◆ **ABOUT THIS EXERCISE**: Look below and pull out each line with the word "icon".

◆ **LISTED ENTRIES**:
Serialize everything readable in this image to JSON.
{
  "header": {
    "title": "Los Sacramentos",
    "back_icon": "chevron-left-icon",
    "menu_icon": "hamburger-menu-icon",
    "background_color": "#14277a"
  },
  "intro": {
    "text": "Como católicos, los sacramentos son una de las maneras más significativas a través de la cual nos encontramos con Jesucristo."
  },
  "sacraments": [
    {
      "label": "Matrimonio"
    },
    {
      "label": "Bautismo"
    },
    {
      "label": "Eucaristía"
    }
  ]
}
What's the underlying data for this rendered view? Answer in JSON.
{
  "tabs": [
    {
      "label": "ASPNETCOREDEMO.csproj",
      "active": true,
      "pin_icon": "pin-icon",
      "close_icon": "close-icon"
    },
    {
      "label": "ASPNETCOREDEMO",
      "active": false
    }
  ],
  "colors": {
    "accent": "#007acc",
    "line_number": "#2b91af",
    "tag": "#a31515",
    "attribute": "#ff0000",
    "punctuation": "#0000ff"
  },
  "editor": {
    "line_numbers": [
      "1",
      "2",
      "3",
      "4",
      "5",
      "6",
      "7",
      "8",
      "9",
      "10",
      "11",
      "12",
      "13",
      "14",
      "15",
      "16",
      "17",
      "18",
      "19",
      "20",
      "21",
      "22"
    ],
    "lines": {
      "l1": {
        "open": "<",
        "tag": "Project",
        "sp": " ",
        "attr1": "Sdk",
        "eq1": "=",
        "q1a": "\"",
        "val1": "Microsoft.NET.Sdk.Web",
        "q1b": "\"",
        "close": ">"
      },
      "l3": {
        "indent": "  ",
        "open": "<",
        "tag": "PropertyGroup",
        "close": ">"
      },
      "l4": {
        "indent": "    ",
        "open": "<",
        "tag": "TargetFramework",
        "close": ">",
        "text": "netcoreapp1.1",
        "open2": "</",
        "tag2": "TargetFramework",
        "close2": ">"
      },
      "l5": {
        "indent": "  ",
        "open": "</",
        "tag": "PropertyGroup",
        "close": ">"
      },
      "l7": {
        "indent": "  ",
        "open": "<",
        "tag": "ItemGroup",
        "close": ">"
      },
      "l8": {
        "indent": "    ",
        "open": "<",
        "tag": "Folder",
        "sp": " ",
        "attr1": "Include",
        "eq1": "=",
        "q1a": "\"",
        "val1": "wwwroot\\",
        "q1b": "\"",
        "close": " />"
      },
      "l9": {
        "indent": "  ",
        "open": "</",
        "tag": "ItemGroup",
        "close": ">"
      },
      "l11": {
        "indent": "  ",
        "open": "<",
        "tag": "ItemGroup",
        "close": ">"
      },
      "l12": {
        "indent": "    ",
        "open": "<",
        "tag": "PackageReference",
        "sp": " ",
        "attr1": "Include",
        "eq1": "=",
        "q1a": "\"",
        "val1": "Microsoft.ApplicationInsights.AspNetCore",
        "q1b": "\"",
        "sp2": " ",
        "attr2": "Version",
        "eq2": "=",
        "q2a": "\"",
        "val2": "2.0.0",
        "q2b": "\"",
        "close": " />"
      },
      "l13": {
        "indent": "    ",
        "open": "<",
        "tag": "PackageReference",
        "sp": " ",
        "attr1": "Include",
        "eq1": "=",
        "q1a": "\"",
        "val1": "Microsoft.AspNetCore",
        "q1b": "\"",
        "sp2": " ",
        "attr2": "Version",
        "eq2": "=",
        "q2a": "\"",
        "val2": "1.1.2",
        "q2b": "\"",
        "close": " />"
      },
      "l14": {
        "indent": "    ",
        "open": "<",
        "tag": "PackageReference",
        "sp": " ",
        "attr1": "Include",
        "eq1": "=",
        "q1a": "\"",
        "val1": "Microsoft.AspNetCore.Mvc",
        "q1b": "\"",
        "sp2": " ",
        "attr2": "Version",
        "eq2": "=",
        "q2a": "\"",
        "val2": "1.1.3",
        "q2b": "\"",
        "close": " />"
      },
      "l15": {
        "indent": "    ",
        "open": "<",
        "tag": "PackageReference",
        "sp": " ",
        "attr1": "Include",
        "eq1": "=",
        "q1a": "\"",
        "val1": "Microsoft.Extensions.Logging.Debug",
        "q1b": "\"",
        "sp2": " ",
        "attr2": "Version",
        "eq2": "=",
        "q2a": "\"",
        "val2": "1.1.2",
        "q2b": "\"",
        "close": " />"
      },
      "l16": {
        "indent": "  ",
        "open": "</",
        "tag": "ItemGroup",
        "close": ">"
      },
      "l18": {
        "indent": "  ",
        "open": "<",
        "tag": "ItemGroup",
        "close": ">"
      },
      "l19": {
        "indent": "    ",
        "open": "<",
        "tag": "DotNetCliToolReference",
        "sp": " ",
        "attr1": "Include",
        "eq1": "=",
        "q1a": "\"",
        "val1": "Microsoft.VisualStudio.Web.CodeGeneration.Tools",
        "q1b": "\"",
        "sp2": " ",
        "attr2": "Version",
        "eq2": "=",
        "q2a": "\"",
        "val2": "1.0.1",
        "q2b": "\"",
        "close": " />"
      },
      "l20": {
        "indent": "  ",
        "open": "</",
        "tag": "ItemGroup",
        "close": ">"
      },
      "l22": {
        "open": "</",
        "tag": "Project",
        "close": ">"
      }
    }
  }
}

◆ **RESPONSE AREA**:
    "back_icon": "chevron-left-icon",
    "menu_icon": "hamburger-menu-icon",
      "pin_icon": "pin-icon",
      "close_icon": "close-icon"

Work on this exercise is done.